History: Pizarro and the conquest of Peru

By: Frederick A. Ober

Chapter 05


THE weary months went by without a sign of succor. Oppressed by famine, worn with watching for the sail that did not appear, the Spaniards would have welcomed any diversion, even an invasion by the Indians, rather than longer endure that life of inaction. Day by day, from earliest mom to night, they vainly scanned the heaving bosom of the Pacific, until at last they settled down into sullen despair. The promised land lay within their sight, the glittering spires and domes of the snow-crested Andes beckoned them mockingly; but these famishing islanders had no means of sailing over to the main, save their clumsy raft, upon which they would be utterly defenceless.

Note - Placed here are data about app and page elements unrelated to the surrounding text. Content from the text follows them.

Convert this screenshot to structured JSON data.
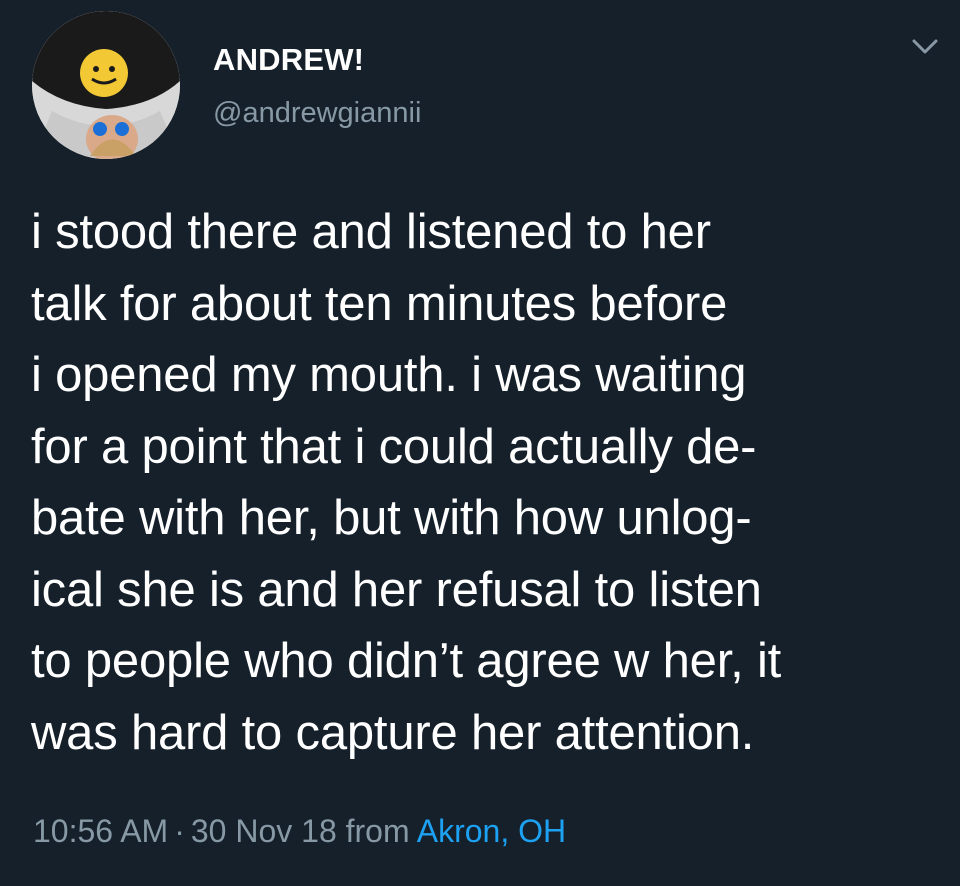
{
  "author": {
    "display_name": "ANDREW!",
    "handle": "@andrewgiannii",
    "avatar_icon": "profile-photo"
  },
  "menu": {
    "icon": "chevron-down-icon"
  },
  "tweet": {
    "text": "i stood there and listened to her\ntalk for about ten minutes before\ni opened my mouth. i was waiting\nfor a point that i could actually de-\nbate with her, but with how unlog-\nical she is and her refusal to listen\nto people who didn’t agree w her, it\nwas hard to capture her attention."
  },
  "meta": {
    "time": "10:56 AM",
    "separator": "·",
    "date": "30 Nov 18",
    "from_label": "from",
    "location": "Akron, OH"
  },
  "colors": {
    "background": "#15202b",
    "text": "#ffffff",
    "secondary_text": "#8899a6",
    "link": "#1da1f2"
  }
}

They had resolved, at last, that death by slow starvation was to be their fate, believing themselves utterly abandoned, when, oneday, a sail was sighted tossing on the waves. It drew near the island, but might have passed it had not Pizarro and his men rushed to a conspicuous headland and waved a banner, at the same time shooting off their arquebuses. It was a small craft to which that sail belonged, but it was found to be well stored with provisions and munitions, though with only just men enough aboard to navigate it. Sent by the faithful Almagro and Luque, who had used the last of their resources in outfitting it, even this small vessel had been allowed by the governor to sail only on condition that it should return within six months. Governor Rios had felt it incumbent upon him to rescue these reckless outcasts, even though they had disobeyed him by marooning themselves in the enemies* waters; but he imposed upon them the necessity of returning within half a year, under penalty of imprisonment if they did not obey.

» We accept the conditions,’* cried Pizarro; and his men, refreshed by the food they had eaten, and fortified by the resolution of their commander, assented with a shout.

«The prison yawns for us, anyway, if we return,** continued Pizarro, «for all of us are in debt, even for the swords we carry and the armor we wear. Then, on, say I; perchance we may win fame and fortune yet!»

«On, on!*’ shouted the gallant men. «To the limit of our time. On to Peru!»

So they sailed away from Gorgona; and it seemed as if Dame Fortune mocked them, for, when in this condition, with a scant dozen of faithful adherents and only a single ship provisioned for six months, Pizarro found the kingdom and the opportunity to take it he had sought so long!